The disappearance of doxorubicin and its metabolites from the plasma follows a triphasic pharmacokinetic pattern with a mean half-life of the first phase of 12 minutes, of a second phase of 3.3 hours and a prolonged third phase of 29.6 hours.
Excretion: Urinary excretion, as determined by fluorimetric methods, accounts for approximately 4%-5% of the administered dose in five days. Biliary excretion represents the major excretion route, 40%-50% of the administered dose being recovered in the bile or the faeces in seven days. Impairment of liver function results in slower excretion, and consequently, increased retention and accumulation in plasma and tissues.
Toxicology: Preclinical safety data: Genotoxicity: Doxorubicin was genotoxic in a battery of in vitro or in vivo tests. An increase in the incidence of mammary tumours was reported in rats, and a trend for delay or arrest of follicular maturation was seen in female dogs. Doxorubicin and related compounds have been shown to have mutagenic properties when tested in experimental models.

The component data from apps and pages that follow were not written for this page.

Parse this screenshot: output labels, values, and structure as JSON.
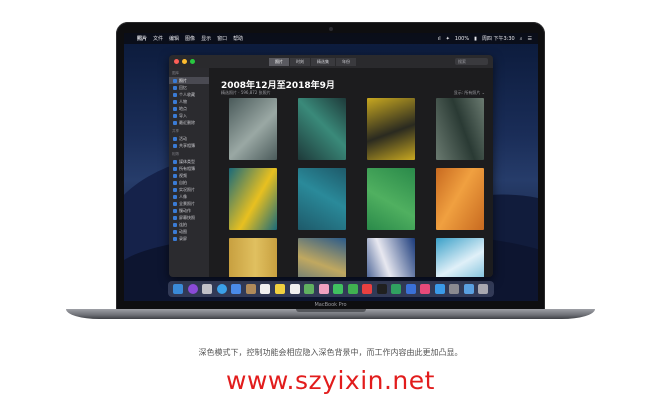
{
  "menubar": {
    "app": "照片",
    "items": [
      "文件",
      "编辑",
      "图像",
      "显示",
      "窗口",
      "帮助"
    ],
    "right": [
      "ıl",
      "✦",
      "100%",
      "▮",
      "周四 下午3:30",
      "⌕",
      "☰"
    ]
  },
  "window": {
    "tabs": [
      "照片",
      "时刻",
      "精选集",
      "年份"
    ],
    "active_tab": 0,
    "search_placeholder": "搜索",
    "sidebar": {
      "sections": [
        {
          "heading": "图库",
          "items": [
            "照片",
            "回忆",
            "个人收藏",
            "人物",
            "地点",
            "导入",
            "最近删除"
          ]
        },
        {
          "heading": "共享",
          "items": [
            "活动",
            "共享相簿"
          ]
        },
        {
          "heading": "相簿",
          "items": [
            "媒体类型",
            "所有相簿",
            "视频",
            "自拍",
            "实况照片",
            "人像",
            "全景照片",
            "慢动作",
            "屏幕快照",
            "连拍",
            "动图",
            "录屏"
          ]
        }
      ],
      "selected": "照片"
    },
    "title": "2008年12月至2018年9月",
    "subtitle": "精选照片 · 596,872 张照片",
    "right_controls": "显示: 所有照片 ⌄",
    "photos": [
      {
        "name": "photo-1",
        "c1": "#4a5a5a",
        "c2": "#9aa8a4"
      },
      {
        "name": "photo-2",
        "c1": "#1e3a3a",
        "c2": "#3a8a7a"
      },
      {
        "name": "photo-3",
        "c1": "#c8a820",
        "c2": "#2a2a20"
      },
      {
        "name": "photo-4",
        "c1": "#6a7a70",
        "c2": "#2a3a34"
      },
      {
        "name": "photo-5",
        "c1": "#1a6a7a",
        "c2": "#e8c020"
      },
      {
        "name": "photo-6",
        "c1": "#1e5a6a",
        "c2": "#2a8a9a"
      },
      {
        "name": "photo-7",
        "c1": "#2a8a4a",
        "c2": "#50b060"
      },
      {
        "name": "photo-8",
        "c1": "#c86a20",
        "c2": "#f0a040"
      },
      {
        "name": "photo-9",
        "c1": "#c8a040",
        "c2": "#e0c060"
      },
      {
        "name": "photo-10",
        "c1": "#2a5a8a",
        "c2": "#c0a860"
      },
      {
        "name": "photo-11",
        "c1": "#1a3a7a",
        "c2": "#e8e8f0"
      },
      {
        "name": "photo-12",
        "c1": "#3aa0c8",
        "c2": "#e0f0f8"
      }
    ]
  },
  "dock": {
    "icons": [
      {
        "name": "finder-icon",
        "color": "#3a8ad8"
      },
      {
        "name": "siri-icon",
        "color": "#8a4ad8"
      },
      {
        "name": "launchpad-icon",
        "color": "#c0c0c8"
      },
      {
        "name": "safari-icon",
        "color": "#3aa0e8"
      },
      {
        "name": "mail-icon",
        "color": "#4a8ae8"
      },
      {
        "name": "contacts-icon",
        "color": "#b08a5a"
      },
      {
        "name": "calendar-icon",
        "color": "#f0f0f0"
      },
      {
        "name": "notes-icon",
        "color": "#f0d040"
      },
      {
        "name": "reminders-icon",
        "color": "#f0f0f0"
      },
      {
        "name": "maps-icon",
        "color": "#60b060"
      },
      {
        "name": "photos-icon",
        "color": "#f0a0c0"
      },
      {
        "name": "messages-icon",
        "color": "#40c060"
      },
      {
        "name": "facetime-icon",
        "color": "#40b050"
      },
      {
        "name": "news-icon",
        "color": "#e84040"
      },
      {
        "name": "stocks-icon",
        "color": "#202020"
      },
      {
        "name": "numbers-icon",
        "color": "#30a060"
      },
      {
        "name": "keynote-icon",
        "color": "#3a70d8"
      },
      {
        "name": "music-icon",
        "color": "#e84a7a"
      },
      {
        "name": "appstore-icon",
        "color": "#3a9ae8"
      },
      {
        "name": "preferences-icon",
        "color": "#8a8a90"
      },
      {
        "name": "folder-icon",
        "color": "#5aa0e0"
      },
      {
        "name": "trash-icon",
        "color": "#a8a8b0"
      }
    ]
  },
  "device_label": "MacBook Pro",
  "caption": "深色模式下，控制功能会相应隐入深色背景中，而工作内容由此更加凸显。",
  "watermark": "www.szyixin.net"
}
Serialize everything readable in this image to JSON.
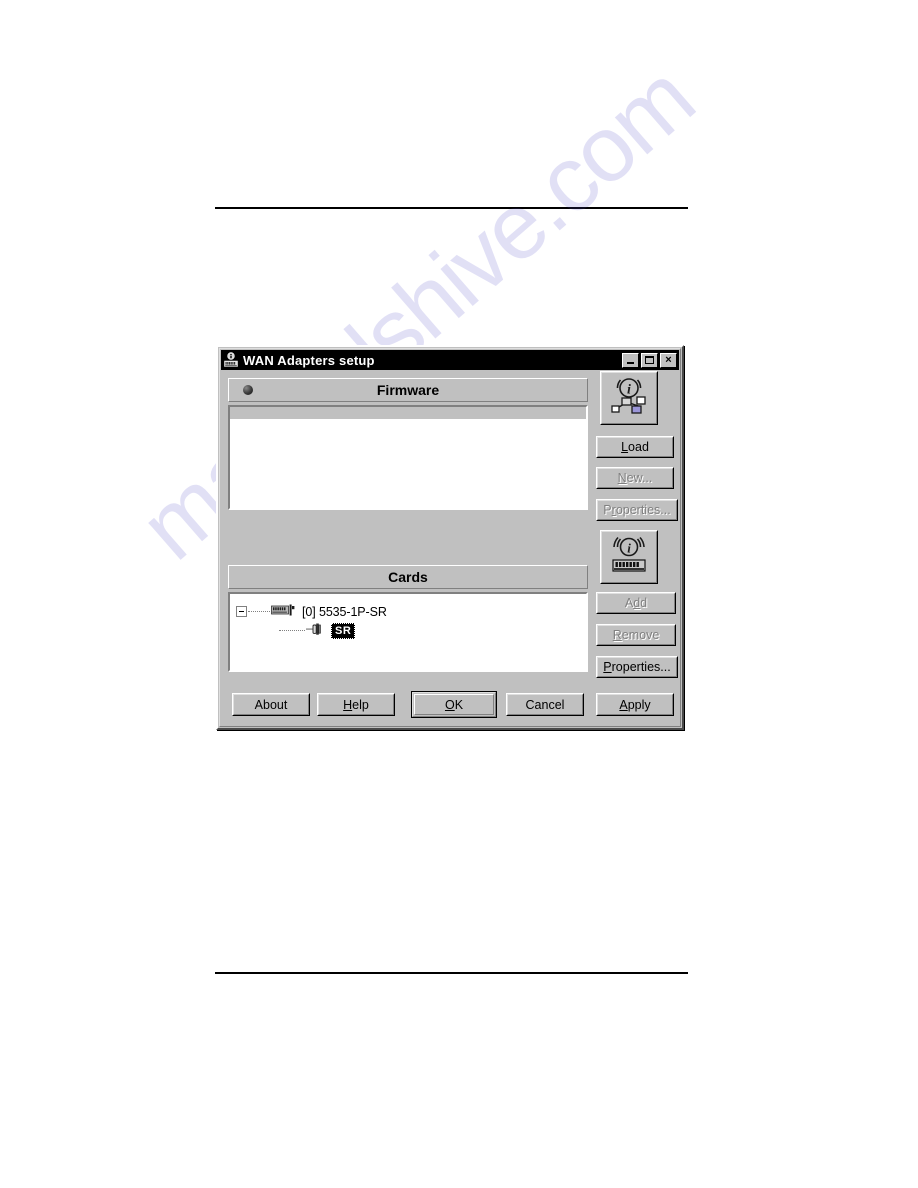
{
  "page": {
    "watermark_text": "manualshive.com"
  },
  "window": {
    "title": "WAN Adapters setup",
    "title_icon": "adapter-card-icon",
    "caption_buttons": [
      {
        "name": "minimize-button",
        "label": "_",
        "icon": "minimize-icon"
      },
      {
        "name": "maximize-button",
        "label": "□",
        "icon": "maximize-icon"
      },
      {
        "name": "close-button",
        "label": "×",
        "icon": "close-icon"
      }
    ]
  },
  "firmware_section": {
    "header_title": "Firmware",
    "header_icon": "sphere-bullet-icon",
    "items": []
  },
  "cards_section": {
    "header_title": "Cards",
    "tree": [
      {
        "label": "[0] 5535-1P-SR",
        "icon": "adapter-card-icon",
        "expanded": true,
        "selected": false,
        "children": [
          {
            "label": "SR",
            "icon": "port-connector-icon",
            "selected": true
          }
        ]
      }
    ]
  },
  "side_buttons": {
    "firmware_info_icon": "info-network-icon",
    "cards_info_icon": "info-adapter-icon",
    "load": {
      "label": "Load",
      "accel": "L",
      "enabled": true
    },
    "new": {
      "label": "New...",
      "accel": "N",
      "enabled": false
    },
    "firmware_properties": {
      "label": "Properties...",
      "accel": "r",
      "enabled": false
    },
    "add": {
      "label": "Add",
      "accel": "d",
      "enabled": false
    },
    "remove": {
      "label": "Remove",
      "accel": "R",
      "enabled": false
    },
    "card_properties": {
      "label": "Properties...",
      "accel": "P",
      "enabled": true
    }
  },
  "bottom_buttons": [
    {
      "name": "about-button",
      "label": "About",
      "accel": "",
      "enabled": true,
      "default": false
    },
    {
      "name": "help-button",
      "label": "Help",
      "accel": "H",
      "enabled": true,
      "default": false
    },
    {
      "name": "ok-button",
      "label": "OK",
      "accel": "O",
      "enabled": true,
      "default": true
    },
    {
      "name": "cancel-button",
      "label": "Cancel",
      "accel": "",
      "enabled": true,
      "default": false
    },
    {
      "name": "apply-button",
      "label": "Apply",
      "accel": "A",
      "enabled": true,
      "default": false
    }
  ],
  "colors": {
    "face": "#c0c0c0",
    "shadow": "#808080",
    "highlight": "#ffffff",
    "text": "#000000",
    "disabled_text": "#808080",
    "titlebar": "#000000",
    "selection": "#000000",
    "watermark": "#4a44c8"
  }
}
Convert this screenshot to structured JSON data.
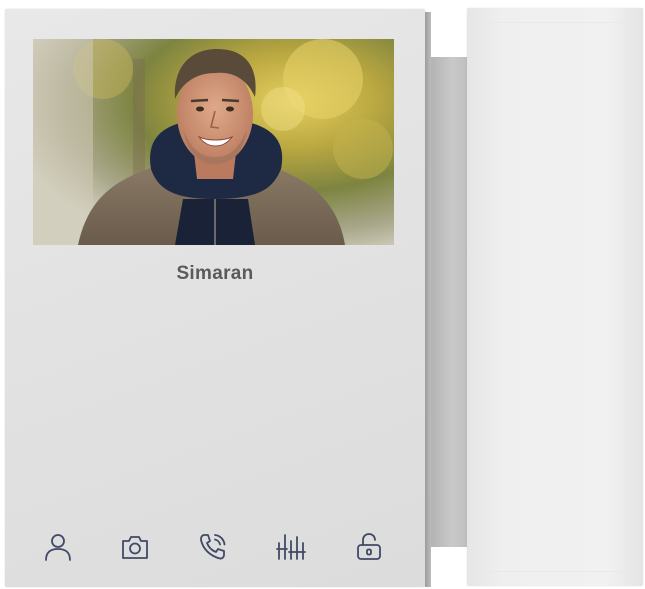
{
  "device": {
    "caller_name": "Simaran"
  },
  "icons": {
    "contacts": "person-icon",
    "snapshot": "camera-icon",
    "call": "phone-call-icon",
    "settings": "equalizer-icon",
    "unlock": "unlock-icon"
  },
  "colors": {
    "panel": "#e1e1e1",
    "icon_stroke": "#404a66",
    "name_text": "#5a5a5a"
  }
}
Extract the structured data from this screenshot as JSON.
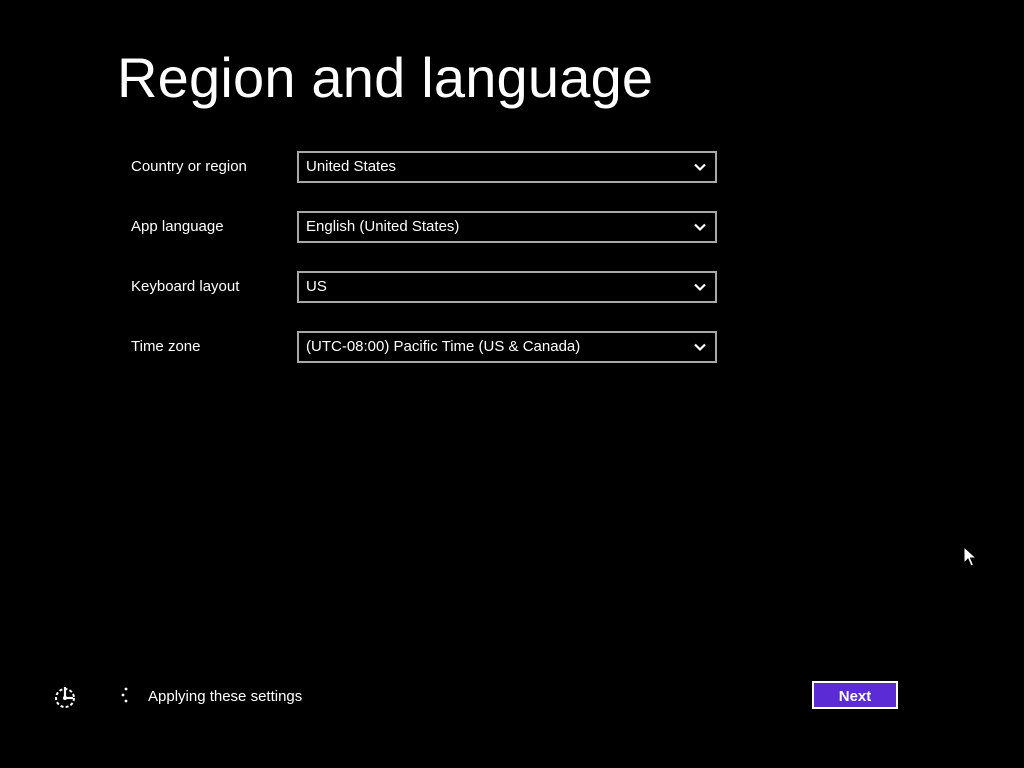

Carcinogenicity: Doxorubicin and related compounds have been shown to have carcinogenic properties when tested in experimental models.